We can see this happening in the image below where there is width in the attack and two centre-forwards close to the opposition centre-back. The attention is in the detail though, and for the through pass to be as devastating as possible it’s important that the centre-backs are looking to move forward rather than ready to turn and cover any through passes. That’s why Alonso’s centre-forwards look to operate between the lines. The centre-backs are then ready in their minds to press these players if they receive a pass through the lines. However, as we can see in this image, there is a third man, most often the number 10 or the more advanced pivot, ready to make the run in behind between the gap.
We can see a similar example in the image below where the centre-backs are occupied by two players, again playing between the lines, and this time there is a third attacker, playing on the shoulder of the full-back.
This is important in this example as their presence ensures the right-centre-back has to be aware of two players and must play with a more open body position, or risk not seeing the blind-side run in behind. We can see in this image that there are two options for the through pass for the ball-carrier.

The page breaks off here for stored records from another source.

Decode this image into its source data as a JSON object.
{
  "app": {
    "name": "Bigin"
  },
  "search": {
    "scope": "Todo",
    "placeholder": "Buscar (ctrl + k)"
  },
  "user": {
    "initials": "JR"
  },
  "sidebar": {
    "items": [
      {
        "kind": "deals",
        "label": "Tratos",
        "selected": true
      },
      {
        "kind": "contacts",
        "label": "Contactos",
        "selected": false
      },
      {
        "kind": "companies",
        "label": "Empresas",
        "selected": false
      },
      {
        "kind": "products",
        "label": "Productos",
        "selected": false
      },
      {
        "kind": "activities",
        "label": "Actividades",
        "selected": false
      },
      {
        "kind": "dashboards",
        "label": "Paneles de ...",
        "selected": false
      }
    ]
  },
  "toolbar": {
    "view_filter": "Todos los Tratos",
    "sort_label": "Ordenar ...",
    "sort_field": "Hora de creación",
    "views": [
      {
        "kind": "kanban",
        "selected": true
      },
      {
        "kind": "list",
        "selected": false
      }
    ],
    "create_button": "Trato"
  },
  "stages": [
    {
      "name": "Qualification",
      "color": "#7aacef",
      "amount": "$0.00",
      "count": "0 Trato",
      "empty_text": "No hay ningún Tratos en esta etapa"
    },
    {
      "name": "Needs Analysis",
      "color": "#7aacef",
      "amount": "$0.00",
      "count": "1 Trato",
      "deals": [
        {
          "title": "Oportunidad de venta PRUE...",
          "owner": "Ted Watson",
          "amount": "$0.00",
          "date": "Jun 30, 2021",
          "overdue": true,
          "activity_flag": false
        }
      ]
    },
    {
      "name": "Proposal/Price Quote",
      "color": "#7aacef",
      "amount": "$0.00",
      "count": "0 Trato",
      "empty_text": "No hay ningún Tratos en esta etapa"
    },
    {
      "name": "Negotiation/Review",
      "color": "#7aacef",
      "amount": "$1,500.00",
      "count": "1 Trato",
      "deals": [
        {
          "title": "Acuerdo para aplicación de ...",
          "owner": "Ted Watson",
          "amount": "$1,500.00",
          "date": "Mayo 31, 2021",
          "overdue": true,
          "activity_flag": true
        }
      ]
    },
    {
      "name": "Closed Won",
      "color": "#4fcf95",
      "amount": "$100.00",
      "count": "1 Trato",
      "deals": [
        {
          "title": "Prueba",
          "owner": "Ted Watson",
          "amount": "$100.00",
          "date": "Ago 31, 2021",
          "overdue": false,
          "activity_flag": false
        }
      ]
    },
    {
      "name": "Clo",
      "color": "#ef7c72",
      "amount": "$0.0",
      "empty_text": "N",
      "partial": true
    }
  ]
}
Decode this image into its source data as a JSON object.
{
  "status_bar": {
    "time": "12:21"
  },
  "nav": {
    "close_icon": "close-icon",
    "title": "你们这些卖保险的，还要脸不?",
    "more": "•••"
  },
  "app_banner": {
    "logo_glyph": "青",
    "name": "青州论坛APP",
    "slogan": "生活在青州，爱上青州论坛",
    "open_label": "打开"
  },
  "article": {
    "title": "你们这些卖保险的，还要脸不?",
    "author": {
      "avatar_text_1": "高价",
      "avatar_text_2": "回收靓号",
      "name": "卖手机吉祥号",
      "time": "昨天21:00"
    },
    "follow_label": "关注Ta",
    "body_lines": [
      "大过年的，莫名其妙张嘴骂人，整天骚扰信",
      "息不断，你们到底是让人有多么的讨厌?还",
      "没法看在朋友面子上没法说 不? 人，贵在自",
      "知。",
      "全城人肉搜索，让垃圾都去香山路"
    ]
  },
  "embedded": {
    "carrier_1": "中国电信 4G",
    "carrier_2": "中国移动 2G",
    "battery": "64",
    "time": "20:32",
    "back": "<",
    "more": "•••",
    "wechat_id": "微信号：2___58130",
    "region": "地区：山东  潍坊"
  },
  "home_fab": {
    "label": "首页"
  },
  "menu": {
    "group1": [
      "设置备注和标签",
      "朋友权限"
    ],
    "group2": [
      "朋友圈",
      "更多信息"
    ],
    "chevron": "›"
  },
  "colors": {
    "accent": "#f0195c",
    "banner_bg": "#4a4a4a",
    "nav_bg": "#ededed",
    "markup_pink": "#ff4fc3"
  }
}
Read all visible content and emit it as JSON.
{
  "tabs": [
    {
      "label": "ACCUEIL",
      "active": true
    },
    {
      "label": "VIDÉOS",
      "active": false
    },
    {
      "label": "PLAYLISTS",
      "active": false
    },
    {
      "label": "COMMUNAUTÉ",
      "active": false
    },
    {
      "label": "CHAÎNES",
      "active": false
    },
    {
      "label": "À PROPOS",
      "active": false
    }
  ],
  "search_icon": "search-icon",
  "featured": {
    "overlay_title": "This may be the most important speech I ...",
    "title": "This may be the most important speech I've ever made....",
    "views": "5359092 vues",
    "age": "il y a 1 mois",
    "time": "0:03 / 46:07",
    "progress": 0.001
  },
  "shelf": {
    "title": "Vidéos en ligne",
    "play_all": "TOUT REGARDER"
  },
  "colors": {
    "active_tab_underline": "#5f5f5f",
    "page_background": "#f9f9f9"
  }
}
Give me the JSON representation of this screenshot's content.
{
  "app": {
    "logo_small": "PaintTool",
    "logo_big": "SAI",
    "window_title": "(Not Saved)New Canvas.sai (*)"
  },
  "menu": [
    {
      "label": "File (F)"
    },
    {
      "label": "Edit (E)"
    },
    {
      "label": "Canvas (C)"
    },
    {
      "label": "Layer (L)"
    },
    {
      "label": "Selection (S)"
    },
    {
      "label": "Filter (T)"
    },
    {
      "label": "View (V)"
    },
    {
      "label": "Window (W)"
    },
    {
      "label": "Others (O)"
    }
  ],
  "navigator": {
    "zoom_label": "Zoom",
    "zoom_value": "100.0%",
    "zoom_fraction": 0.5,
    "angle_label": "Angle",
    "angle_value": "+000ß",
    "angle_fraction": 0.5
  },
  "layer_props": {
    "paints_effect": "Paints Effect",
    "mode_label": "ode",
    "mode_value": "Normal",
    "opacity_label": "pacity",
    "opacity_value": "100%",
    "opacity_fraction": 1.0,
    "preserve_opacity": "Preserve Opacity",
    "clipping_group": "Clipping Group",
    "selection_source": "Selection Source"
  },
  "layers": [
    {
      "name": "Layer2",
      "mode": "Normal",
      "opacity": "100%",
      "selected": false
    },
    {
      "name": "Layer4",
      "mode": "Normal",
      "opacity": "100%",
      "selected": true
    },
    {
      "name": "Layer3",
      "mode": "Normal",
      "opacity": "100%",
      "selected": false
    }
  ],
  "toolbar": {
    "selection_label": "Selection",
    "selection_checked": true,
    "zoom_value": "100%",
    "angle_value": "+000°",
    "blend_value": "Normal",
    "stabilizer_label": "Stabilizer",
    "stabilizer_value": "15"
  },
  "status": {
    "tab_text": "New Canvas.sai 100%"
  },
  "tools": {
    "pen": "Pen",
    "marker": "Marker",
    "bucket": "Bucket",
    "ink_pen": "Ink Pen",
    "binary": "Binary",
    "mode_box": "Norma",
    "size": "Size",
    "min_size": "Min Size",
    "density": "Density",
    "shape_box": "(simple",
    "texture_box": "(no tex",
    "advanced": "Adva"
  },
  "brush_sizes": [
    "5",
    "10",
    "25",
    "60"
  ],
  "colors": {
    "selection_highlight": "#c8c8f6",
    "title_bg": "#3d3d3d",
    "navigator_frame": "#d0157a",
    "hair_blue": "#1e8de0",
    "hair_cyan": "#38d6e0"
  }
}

The ball is instead played inside, and the positioning of the forward on the opposition right-back becomes even more important, ensuring that this player can’t cover their centre-back should the ball be played in behind, for they have to be aware of this player’s movement. The deeper positioning of the central attacker, who is shown making a run in behind to meet the through pass, means the centre-back is flat, ready for this player to receive the ball to feet, rather than on the half-turn, ready to cover the highlighted space. The opposition’s flat back line is perfectly set for the ball-carrier to split open with the through pass.
This analysis has only focused on the in possession tactics of Xabi Alonso’s Real Sociedad B, but hopefully it has highlighted some interesting passing patterns and demonstrated how this exciting young coach looks to fulfil his attacking principles of play.